Changing your wiper blades is simple do-it-yourself job. Problems like streaking are normal after a period. Change the blades when they no longer wipe uniformly. Even if you live in a dry season/wet season area like California, and don't use the wipers much, the rubber in the blades can deteriorate in the heat and sun. Change the wiper blades at the beginning of the rainy season there--preferably before it rains, but if you're a procrastinator, then under some kind of canopy.
Check the wiper blade size. Problems can be encountered installing the blades if you don't have the correct wiper size for your vehicle type. The Rain-X website has a menu-driven wiper-size calculator (see below),

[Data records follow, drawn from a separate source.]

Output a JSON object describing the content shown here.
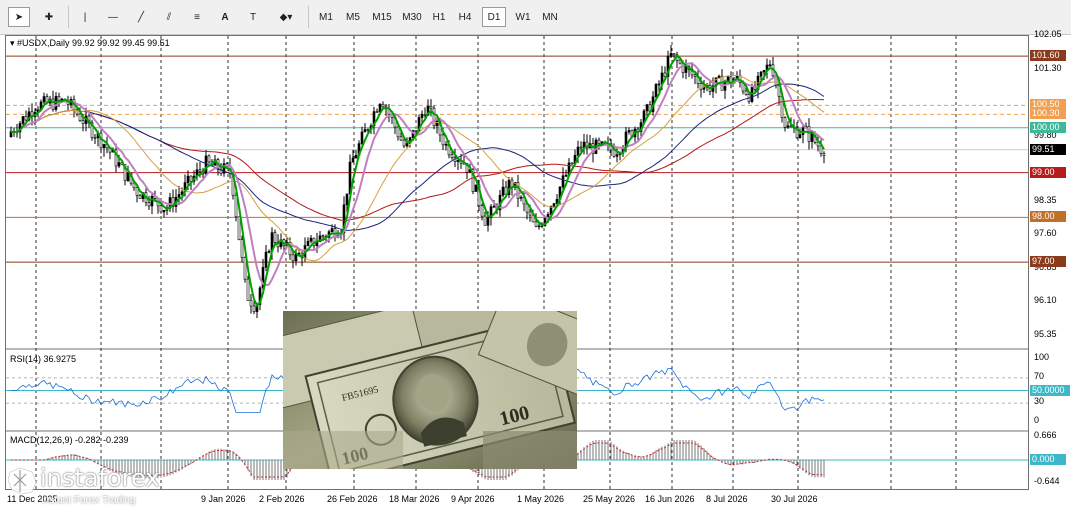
{
  "toolbar": {
    "tools": [
      {
        "name": "cursor-icon",
        "glyph": "➤"
      },
      {
        "name": "crosshair-icon",
        "glyph": "✚"
      },
      {
        "name": "vertical-line-icon",
        "glyph": "|"
      },
      {
        "name": "horizontal-line-icon",
        "glyph": "—"
      },
      {
        "name": "trendline-icon",
        "glyph": "╱"
      },
      {
        "name": "channel-icon",
        "glyph": "⫽"
      },
      {
        "name": "fibonacci-icon",
        "glyph": "≡"
      },
      {
        "name": "text-icon",
        "glyph": "A"
      },
      {
        "name": "text-label-icon",
        "glyph": "T"
      },
      {
        "name": "shapes-icon",
        "glyph": "◆▾"
      }
    ],
    "timeframes": [
      "M1",
      "M5",
      "M15",
      "M30",
      "H1",
      "H4",
      "D1",
      "W1",
      "MN"
    ],
    "active_timeframe": "D1"
  },
  "chart": {
    "header": "#USDX,Daily  99.92 99.92 99.45 99.51",
    "current_price": "99.51",
    "price_labels": [
      "102.05",
      "101.30",
      "99.80",
      "98.35",
      "97.60",
      "96.85",
      "96.10",
      "95.35"
    ],
    "level_tags": [
      {
        "value": "101.60",
        "color": "#8b3a1c"
      },
      {
        "value": "100.50",
        "color": "#f0a050"
      },
      {
        "value": "100.30",
        "color": "#f0a050"
      },
      {
        "value": "100.00",
        "color": "#3cb89b"
      },
      {
        "value": "99.00",
        "color": "#b71c1c"
      },
      {
        "value": "98.00",
        "color": "#c1702a"
      },
      {
        "value": "97.00",
        "color": "#8b3a1c"
      }
    ],
    "date_labels": [
      "9 Jan 2026",
      "2 Feb 2026",
      "26 Feb 2026",
      "18 Mar 2026",
      "9 Apr 2026",
      "1 May 2026",
      "25 May 2026",
      "16 Jun 2026",
      "8 Jul 2026",
      "30 Jul 2026"
    ],
    "first_date_partial": "11 Dec 2025"
  },
  "rsi": {
    "label": "RSI(14) 36.9275",
    "axis": [
      "100",
      "70",
      "30",
      "0"
    ],
    "level_tag": "50.0000"
  },
  "macd": {
    "label": "MACD(12,26,9) -0.282 -0.239",
    "axis": [
      "0.666",
      "-0.644"
    ],
    "zero_tag": "0.000"
  },
  "branding": {
    "logo": "instaforex",
    "tagline": "Instant Forex Trading"
  },
  "colors": {
    "bull_candle": "#006400",
    "ma_fast": "#00a000",
    "ma_mid": "#c080c0",
    "ma_slow": "#d4a040",
    "ma_200": "#b01818",
    "ma_navy": "#1a237e",
    "rsi_line": "#1e6fd9",
    "macd_signal": "#c62828"
  }
}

Park the blades in the middle of the windshield. Turn off the car when the blades' cycle is in the middle and they should stop there.
Lift the wiper blade off the window. If you have a J-hook type arm, just depress the button on the clip and pull the blade out of the open end of the J. If you have a pin-type arm, use a screwdriver to remove the blade from the clip.
Install the blade. There are four types: J-Hook, P&H, Pin and Bayonet arms. J Hook arms are the easiest because the pre-installed connector will fit. Align the J hook around the connector and tug until you hear a click. The package has different size connectors if your J hook is very large. To install a P&H arm, replace the pre-installed connector with the P&H connector. Align the wiper blade so it's perpendicular to the arm and rotate until it aligns with the blade. For pin arms, remove the pre-installed connector. Align the pin arm with the relevant frame hole and slide the frame onto the pin arm. Click the universal adaptor on. For bayonet arms replace the connector with the bayonet connector and insert until it clicks into place.
Run the wipers and check the window is being cleaned properly. If the window still isn't being cleaned adequately, even after replacing the blade, make sure that you haven't left the clear plastic wrapper on the blade.
Give everything a good tug, to make sure it's all secure so the blades don't come off inadvertently.